What is needed → In your copy, leave out the pictures and repeat every record exactly.
Task input Start Marker
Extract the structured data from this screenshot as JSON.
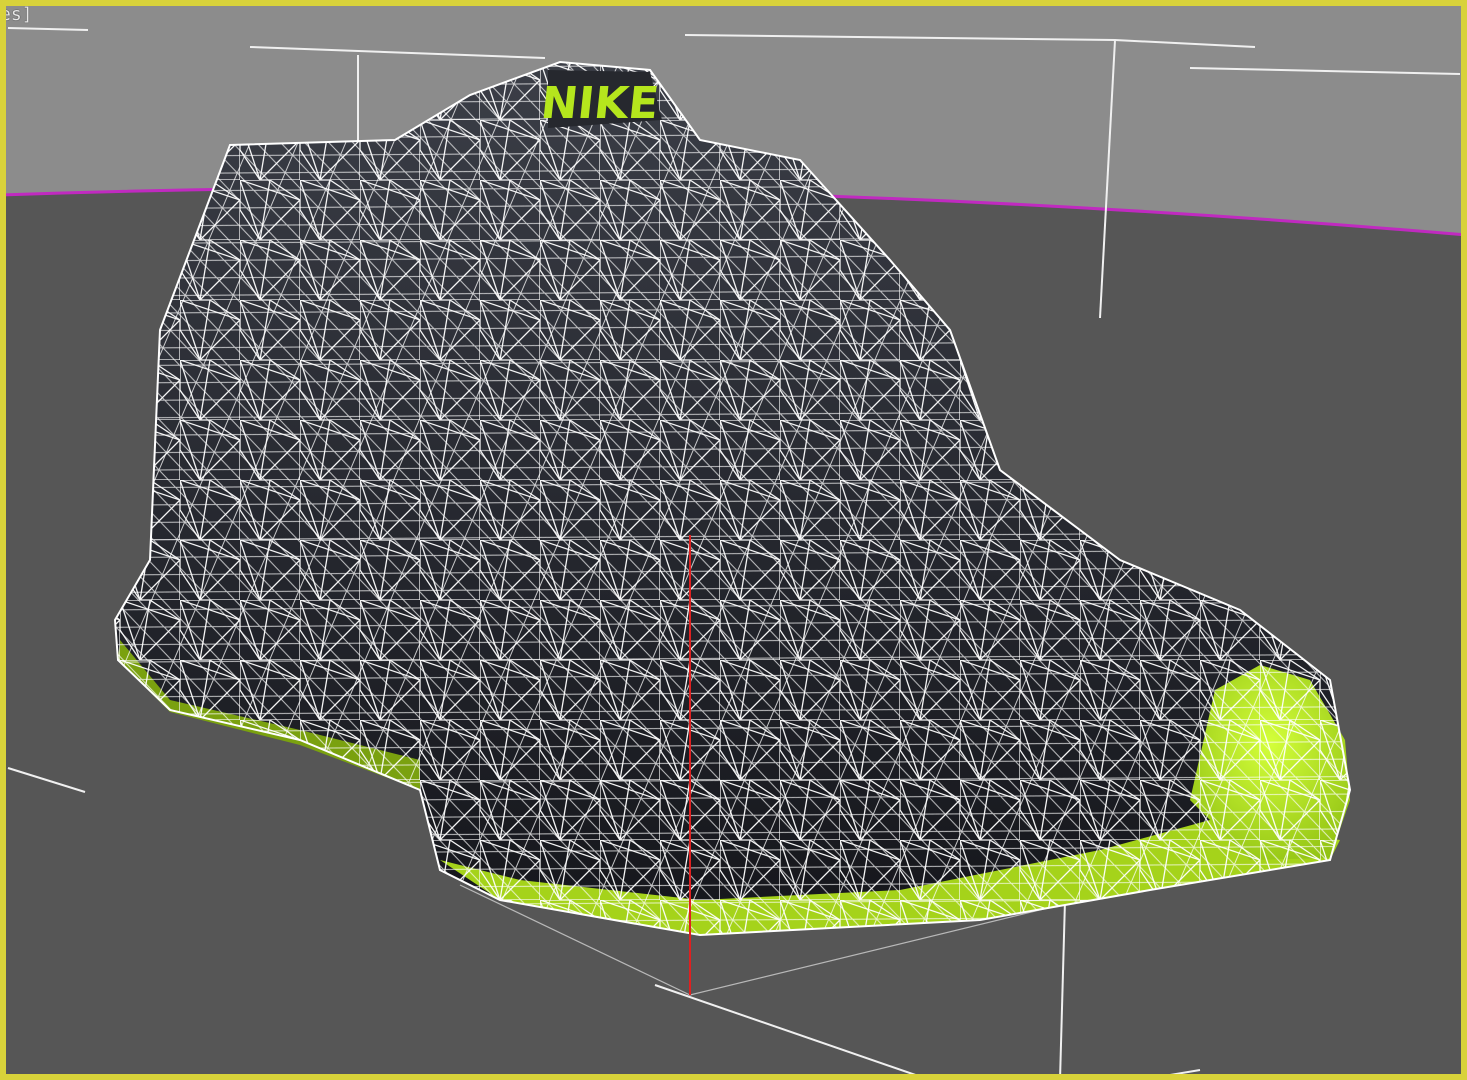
{
  "viewport": {
    "label": "es]",
    "active_border_color": "#d8d23a",
    "background_upper": "#8a8a8a",
    "background_lower": "#555555",
    "horizon_color": "#c02ac0"
  },
  "model": {
    "logo_text": "NIKE",
    "upper_color": "#2a2d36",
    "accent_color": "#b5e61d",
    "wireframe_color": "#ffffff",
    "pivot_axis_color": "#e02020"
  }
}
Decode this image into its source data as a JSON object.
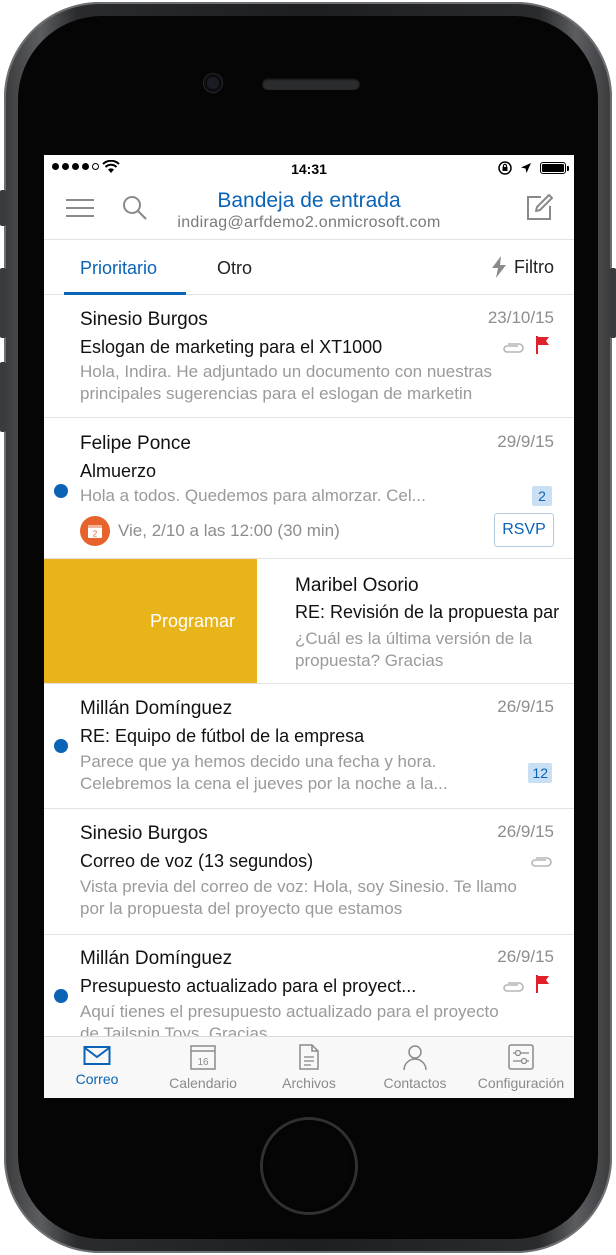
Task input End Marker
Answer for this exercise →
Extract the structured data from this screenshot as JSON.
{
  "viewport": {
    "label": "es]",
    "active_border_color": "#d8d23a",
    "background_upper": "#8a8a8a",
    "background_lower": "#555555",
    "horizon_color": "#c02ac0"
  },
  "model": {
    "logo_text": "NIKE",
    "upper_color": "#2a2d36",
    "accent_color": "#b5e61d",
    "wireframe_color": "#ffffff",
    "pivot_axis_color": "#e02020"
  }
}
Decode this image into its source data as a JSON object.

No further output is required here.